Well not quite. Since Oreskes herself says “a committee was already in place by October 1980, with Nierenberg as its chair”. So its more like Oreskes duffing herself up :-). More likely the Times piece is ghost-written by “Jonathan Renouf” (who he?) and he fouled it up.
Poking around in From Chicken Little to Dr. Pangloss: William Nierenberg, Global Warming, and the Social Deconstruction of Scientific Knowledge I also find:
One member of the JASON committee responsible for its 1979 report recently recalled briefing some members of the U.S. government, one of whom asked, “So when will these effects happen?” When the scientists replied, “Well, maybe in 40 years,” the official replied, “Get back to me in 39”.
Which fits my view of the world. The reports weren’t going anywhere, no matter what they said. Their time had not yet come.
While the formal charge to the new committee was not formulated until June of the
following year, a committee was already in place by October 1980, with Nierenberg as its chair… Academy records do not reveal how or why Nierenberg was chosen for the job. John Perry, the staff member who was intimately involved in all aspects of the study, has no recollection, but suggests that both Nierenberg’s overall stature and his well-known conservative politics would have been viewed as assets.
Well that’s an odd thing to say. Why would his conservative politics have recommended him to a Carter administration? And it continues In 1981, Nierenberg joined the transition team of the new Reagan administration, advising on candidates for positions at scientific agencies; Academy leaders likely viewed that as an asset, too. Which is even weirder. Academy leaders, when selecting the committe in 1980, correctly predicted the results of the election, and that N would be appointed to the Raygun administration, and therefore viewed him favourably?

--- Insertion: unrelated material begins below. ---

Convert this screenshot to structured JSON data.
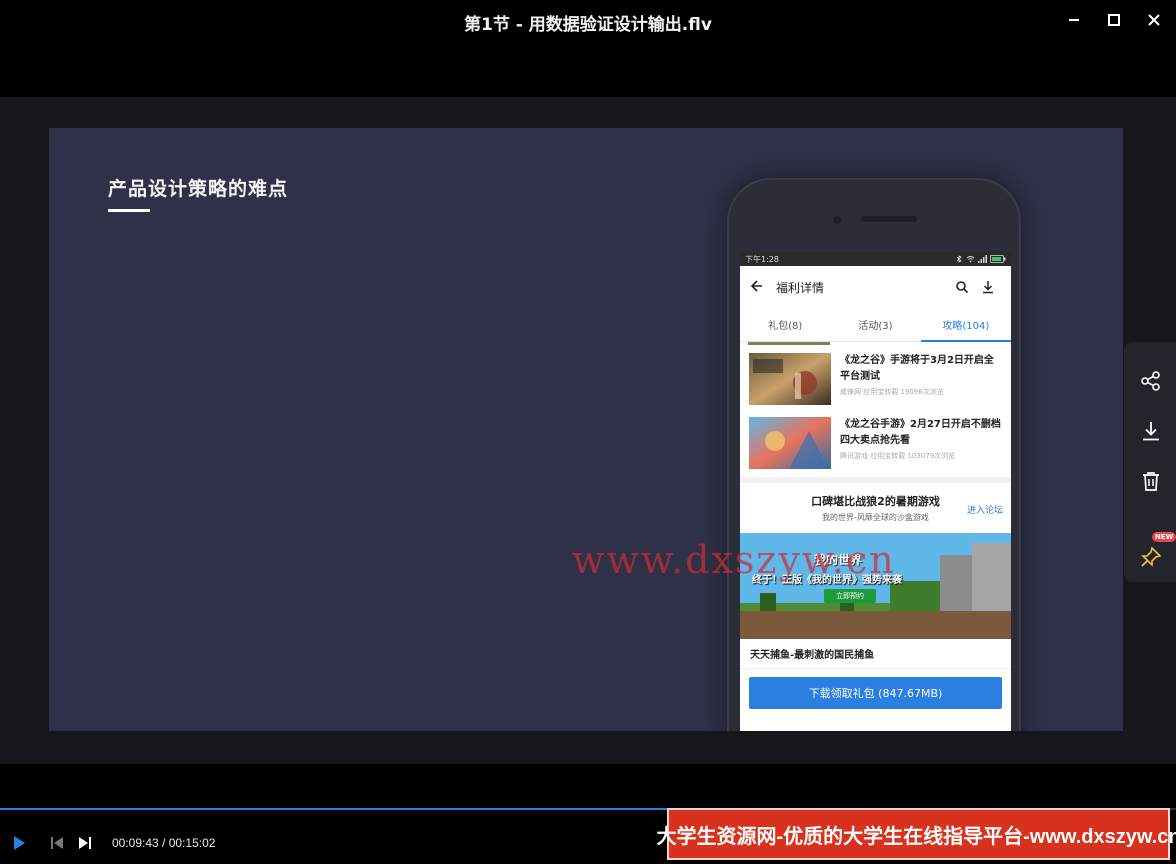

That warming, by thermally expanding the ocean and by causing the transfer of ice and snow resting on land to the oceans, should raise sea level substantially faster than the rise that has taken place during the past century… A global rise of 144-217 centimeters by the end of the twenty-first century was likely, and as much as 345 centimeters could not be ruled out.
I’ve slightly lost track of who that came from, but it *wrong*. Not too surprising, really, since the science of the time wasn’t in a very advanced state. But an indication that if the N report advised caution about the state-of-science of the time, it was right to do so. Similarly,
Revelle’s chapter on sea level rise, for example, noted that “[a] collapse of the West Antarctic Ice Sheet would release about 2 million km3 of ice before the remaining half of the ice sheet began to float. The resulting worldwide rise in sea level would be between 5 and 6 m[eters].”
Again, the N report would be quite right to downplay this – IPCC AR4 does so too. Oreskes paraphrases the various chapters as saying:
Fundamentally the conclusion was the same as before: CO2 has increased due to human activities, CO2 will continue to increase unless changes are made, and these increases can be expected to have significant adverse impacts on weather, agriculture, and ecosystems.
but I’m not at all sure I believe her. To be clear, its the bit I’ve bolded I don’t believe, by analogy with IPCC. CO2 inc? Sure. More in the future? Sure. Impacts on climate: warming, etc? Sure. Adverse impacts… well hold on. Where is that coming from? The economists then come in and predict CO2 doubling by 2065, and Oreskes disses them for not believing in it before 2050. But they were “right”. They continue:
A significant reduction in the concentration of CO2 will require very stringent policies, such as hefty taxes on fossil fuels… Moreover, these taxes must be global [to be effective]. To the extent that such an approach can offer guidance, therefore, it suggests that there are unlikely to be easy ways to prevent the buildup of atmospheric CO2.
And they were right.